* What to work on
Would you retype all of these records exactly?

* Extracted data

####################

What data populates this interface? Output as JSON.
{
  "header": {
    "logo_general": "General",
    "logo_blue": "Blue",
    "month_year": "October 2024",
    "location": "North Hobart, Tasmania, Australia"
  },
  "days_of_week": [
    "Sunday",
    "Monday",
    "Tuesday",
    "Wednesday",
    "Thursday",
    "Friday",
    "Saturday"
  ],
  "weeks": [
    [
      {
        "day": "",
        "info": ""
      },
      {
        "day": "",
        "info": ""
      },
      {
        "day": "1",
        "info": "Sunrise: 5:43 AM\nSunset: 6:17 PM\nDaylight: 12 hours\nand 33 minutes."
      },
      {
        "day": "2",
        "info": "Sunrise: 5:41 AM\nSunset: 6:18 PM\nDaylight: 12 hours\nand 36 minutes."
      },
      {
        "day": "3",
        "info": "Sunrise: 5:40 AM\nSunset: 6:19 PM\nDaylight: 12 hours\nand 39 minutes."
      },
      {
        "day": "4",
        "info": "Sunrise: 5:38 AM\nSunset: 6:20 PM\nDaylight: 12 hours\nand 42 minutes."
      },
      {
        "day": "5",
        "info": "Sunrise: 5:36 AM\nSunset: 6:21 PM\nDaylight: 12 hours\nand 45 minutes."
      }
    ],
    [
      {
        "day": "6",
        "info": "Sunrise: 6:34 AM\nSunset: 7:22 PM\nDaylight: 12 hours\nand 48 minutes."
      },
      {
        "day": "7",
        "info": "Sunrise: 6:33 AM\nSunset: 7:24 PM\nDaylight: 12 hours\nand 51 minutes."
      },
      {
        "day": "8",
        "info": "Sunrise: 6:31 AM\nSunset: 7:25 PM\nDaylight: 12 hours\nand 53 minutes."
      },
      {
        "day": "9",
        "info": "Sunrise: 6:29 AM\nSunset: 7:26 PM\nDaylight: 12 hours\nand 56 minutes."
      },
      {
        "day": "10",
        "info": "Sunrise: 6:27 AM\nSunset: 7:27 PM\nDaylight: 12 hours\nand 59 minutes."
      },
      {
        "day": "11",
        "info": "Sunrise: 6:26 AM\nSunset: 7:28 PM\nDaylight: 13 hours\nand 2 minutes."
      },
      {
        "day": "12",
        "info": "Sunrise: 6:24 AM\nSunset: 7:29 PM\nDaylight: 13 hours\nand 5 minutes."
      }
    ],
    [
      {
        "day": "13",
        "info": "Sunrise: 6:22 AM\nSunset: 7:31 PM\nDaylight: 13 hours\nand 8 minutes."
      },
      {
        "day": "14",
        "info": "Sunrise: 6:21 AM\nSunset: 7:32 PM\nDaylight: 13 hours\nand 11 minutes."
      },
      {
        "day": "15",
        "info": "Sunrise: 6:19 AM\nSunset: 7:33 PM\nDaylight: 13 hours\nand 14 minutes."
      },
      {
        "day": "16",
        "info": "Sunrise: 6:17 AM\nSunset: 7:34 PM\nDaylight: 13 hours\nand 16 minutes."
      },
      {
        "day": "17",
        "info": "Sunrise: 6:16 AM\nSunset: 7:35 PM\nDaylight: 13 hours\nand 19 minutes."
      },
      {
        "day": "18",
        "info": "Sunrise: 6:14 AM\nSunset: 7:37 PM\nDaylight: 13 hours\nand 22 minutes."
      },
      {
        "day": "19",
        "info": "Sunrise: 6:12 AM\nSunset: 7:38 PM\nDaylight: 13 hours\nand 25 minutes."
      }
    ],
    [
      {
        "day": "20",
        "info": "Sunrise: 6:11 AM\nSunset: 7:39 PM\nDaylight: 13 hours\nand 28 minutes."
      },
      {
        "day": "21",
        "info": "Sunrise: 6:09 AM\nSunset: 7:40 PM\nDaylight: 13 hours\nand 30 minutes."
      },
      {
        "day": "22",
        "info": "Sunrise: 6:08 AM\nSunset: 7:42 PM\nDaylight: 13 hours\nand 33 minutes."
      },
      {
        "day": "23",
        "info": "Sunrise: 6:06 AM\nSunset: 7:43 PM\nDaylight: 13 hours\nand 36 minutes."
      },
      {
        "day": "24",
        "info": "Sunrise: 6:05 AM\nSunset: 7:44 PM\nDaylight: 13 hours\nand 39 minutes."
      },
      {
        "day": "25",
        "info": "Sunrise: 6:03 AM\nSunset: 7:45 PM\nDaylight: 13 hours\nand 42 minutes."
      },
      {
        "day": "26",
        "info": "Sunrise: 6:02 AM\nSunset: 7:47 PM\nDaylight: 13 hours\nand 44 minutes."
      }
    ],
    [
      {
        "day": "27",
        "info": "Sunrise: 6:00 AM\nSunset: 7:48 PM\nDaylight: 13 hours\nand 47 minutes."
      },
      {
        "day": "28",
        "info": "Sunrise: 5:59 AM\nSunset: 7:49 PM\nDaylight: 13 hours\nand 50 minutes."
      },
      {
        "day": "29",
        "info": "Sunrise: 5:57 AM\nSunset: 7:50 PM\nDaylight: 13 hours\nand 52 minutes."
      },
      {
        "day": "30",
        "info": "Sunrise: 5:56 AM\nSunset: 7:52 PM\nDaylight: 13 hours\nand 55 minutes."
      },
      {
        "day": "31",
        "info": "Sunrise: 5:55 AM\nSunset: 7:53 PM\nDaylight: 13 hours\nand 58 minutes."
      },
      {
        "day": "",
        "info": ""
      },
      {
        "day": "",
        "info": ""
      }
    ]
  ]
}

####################

* Task output
What data populates this interface? Output as JSON.
{
  "header": {
    "logo_general": "General",
    "logo_blue": "Blue",
    "month_year": "October 2024",
    "location": "North Hobart, Tasmania, Australia"
  },
  "days_of_week": [
    "Sunday",
    "Monday",
    "Tuesday",
    "Wednesday",
    "Thursday",
    "Friday",
    "Saturday"
  ],
  "weeks": [
    [
      {
        "day": "",
        "info": ""
      },
      {
        "day": "",
        "info": ""
      },
      {
        "day": "1",
        "info": "Sunrise: 5:43 AM\nSunset: 6:17 PM\nDaylight: 12 hours\nand 33 minutes."
      },
      {
        "day": "2",
        "info": "Sunrise: 5:41 AM\nSunset: 6:18 PM\nDaylight: 12 hours\nand 36 minutes."
      },
      {
        "day": "3",
        "info": "Sunrise: 5:40 AM\nSunset: 6:19 PM\nDaylight: 12 hours\nand 39 minutes."
      },
      {
        "day": "4",
        "info": "Sunrise: 5:38 AM\nSunset: 6:20 PM\nDaylight: 12 hours\nand 42 minutes."
      },
      {
        "day": "5",
        "info": "Sunrise: 5:36 AM\nSunset: 6:21 PM\nDaylight: 12 hours\nand 45 minutes."
      }
    ],
    [
      {
        "day": "6",
        "info": "Sunrise: 6:34 AM\nSunset: 7:22 PM\nDaylight: 12 hours\nand 48 minutes."
      },
      {
        "day": "7",
        "info": "Sunrise: 6:33 AM\nSunset: 7:24 PM\nDaylight: 12 hours\nand 51 minutes."
      },
      {
        "day": "8",
        "info": "Sunrise: 6:31 AM\nSunset: 7:25 PM\nDaylight: 12 hours\nand 53 minutes."
      },
      {
        "day": "9",
        "info": "Sunrise: 6:29 AM\nSunset: 7:26 PM\nDaylight: 12 hours\nand 56 minutes."
      },
      {
        "day": "10",
        "info": "Sunrise: 6:27 AM\nSunset: 7:27 PM\nDaylight: 12 hours\nand 59 minutes."
      },
      {
        "day": "11",
        "info": "Sunrise: 6:26 AM\nSunset: 7:28 PM\nDaylight: 13 hours\nand 2 minutes."
      },
      {
        "day": "12",
        "info": "Sunrise: 6:24 AM\nSunset: 7:29 PM\nDaylight: 13 hours\nand 5 minutes."
      }
    ],
    [
      {
        "day": "13",
        "info": "Sunrise: 6:22 AM\nSunset: 7:31 PM\nDaylight: 13 hours\nand 8 minutes."
      },
      {
        "day": "14",
        "info": "Sunrise: 6:21 AM\nSunset: 7:32 PM\nDaylight: 13 hours\nand 11 minutes."
      },
      {
        "day": "15",
        "info": "Sunrise: 6:19 AM\nSunset: 7:33 PM\nDaylight: 13 hours\nand 14 minutes."
      },
      {
        "day": "16",
        "info": "Sunrise: 6:17 AM\nSunset: 7:34 PM\nDaylight: 13 hours\nand 16 minutes."
      },
      {
        "day": "17",
        "info": "Sunrise: 6:16 AM\nSunset: 7:35 PM\nDaylight: 13 hours\nand 19 minutes."
      },
      {
        "day": "18",
        "info": "Sunrise: 6:14 AM\nSunset: 7:37 PM\nDaylight: 13 hours\nand 22 minutes."
      },
      {
        "day": "19",
        "info": "Sunrise: 6:12 AM\nSunset: 7:38 PM\nDaylight: 13 hours\nand 25 minutes."
      }
    ],
    [
      {
        "day": "20",
        "info": "Sunrise: 6:11 AM\nSunset: 7:39 PM\nDaylight: 13 hours\nand 28 minutes."
      },
      {
        "day": "21",
        "info": "Sunrise: 6:09 AM\nSunset: 7:40 PM\nDaylight: 13 hours\nand 30 minutes."
      },
      {
        "day": "22",
        "info": "Sunrise: 6:08 AM\nSunset: 7:42 PM\nDaylight: 13 hours\nand 33 minutes."
      },
      {
        "day": "23",
        "info": "Sunrise: 6:06 AM\nSunset: 7:43 PM\nDaylight: 13 hours\nand 36 minutes."
      },
      {
        "day": "24",
        "info": "Sunrise: 6:05 AM\nSunset: 7:44 PM\nDaylight: 13 hours\nand 39 minutes."
      },
      {
        "day": "25",
        "info": "Sunrise: 6:03 AM\nSunset: 7:45 PM\nDaylight: 13 hours\nand 42 minutes."
      },
      {
        "day": "26",
        "info": "Sunrise: 6:02 AM\nSunset: 7:47 PM\nDaylight: 13 hours\nand 44 minutes."
      }
    ],
    [
      {
        "day": "27",
        "info": "Sunrise: 6:00 AM\nSunset: 7:48 PM\nDaylight: 13 hours\nand 47 minutes."
      },
      {
        "day": "28",
        "info": "Sunrise: 5:59 AM\nSunset: 7:49 PM\nDaylight: 13 hours\nand 50 minutes."
      },
      {
        "day": "29",
        "info": "Sunrise: 5:57 AM\nSunset: 7:50 PM\nDaylight: 13 hours\nand 52 minutes."
      },
      {
        "day": "30",
        "info": "Sunrise: 5:56 AM\nSunset: 7:52 PM\nDaylight: 13 hours\nand 55 minutes."
      },
      {
        "day": "31",
        "info": "Sunrise: 5:55 AM\nSunset: 7:53 PM\nDaylight: 13 hours\nand 58 minutes."
      },
      {
        "day": "",
        "info": ""
      },
      {
        "day": "",
        "info": ""
      }
    ]
  ]
}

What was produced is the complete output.